:: INFORMATION SUPPLIED
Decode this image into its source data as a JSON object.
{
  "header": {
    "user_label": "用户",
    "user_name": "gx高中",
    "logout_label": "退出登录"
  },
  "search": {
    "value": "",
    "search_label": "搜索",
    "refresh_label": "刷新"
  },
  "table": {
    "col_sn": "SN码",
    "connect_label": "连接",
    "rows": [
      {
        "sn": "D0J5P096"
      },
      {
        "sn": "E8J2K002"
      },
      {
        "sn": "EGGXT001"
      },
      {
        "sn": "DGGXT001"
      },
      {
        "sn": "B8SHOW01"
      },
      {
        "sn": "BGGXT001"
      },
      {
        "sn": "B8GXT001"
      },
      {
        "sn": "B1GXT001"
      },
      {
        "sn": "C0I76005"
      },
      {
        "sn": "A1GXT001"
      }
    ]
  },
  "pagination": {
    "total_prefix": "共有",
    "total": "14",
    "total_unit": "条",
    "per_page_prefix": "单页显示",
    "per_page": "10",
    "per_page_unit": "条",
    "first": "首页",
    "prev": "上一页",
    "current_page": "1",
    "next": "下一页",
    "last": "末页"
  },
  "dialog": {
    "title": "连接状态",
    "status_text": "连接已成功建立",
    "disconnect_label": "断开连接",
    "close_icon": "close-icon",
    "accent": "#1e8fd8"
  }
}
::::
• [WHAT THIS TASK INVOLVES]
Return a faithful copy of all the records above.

• [SOLUTION TO THE PROBLEM]
Decode this image into its source data as a JSON object.
{
  "header": {
    "user_label": "用户",
    "user_name": "gx高中",
    "logout_label": "退出登录"
  },
  "search": {
    "value": "",
    "search_label": "搜索",
    "refresh_label": "刷新"
  },
  "table": {
    "col_sn": "SN码",
    "connect_label": "连接",
    "rows": [
      {
        "sn": "D0J5P096"
      },
      {
        "sn": "E8J2K002"
      },
      {
        "sn": "EGGXT001"
      },
      {
        "sn": "DGGXT001"
      },
      {
        "sn": "B8SHOW01"
      },
      {
        "sn": "BGGXT001"
      },
      {
        "sn": "B8GXT001"
      },
      {
        "sn": "B1GXT001"
      },
      {
        "sn": "C0I76005"
      },
      {
        "sn": "A1GXT001"
      }
    ]
  },
  "pagination": {
    "total_prefix": "共有",
    "total": "14",
    "total_unit": "条",
    "per_page_prefix": "单页显示",
    "per_page": "10",
    "per_page_unit": "条",
    "first": "首页",
    "prev": "上一页",
    "current_page": "1",
    "next": "下一页",
    "last": "末页"
  },
  "dialog": {
    "title": "连接状态",
    "status_text": "连接已成功建立",
    "disconnect_label": "断开连接",
    "close_icon": "close-icon",
    "accent": "#1e8fd8"
  }
}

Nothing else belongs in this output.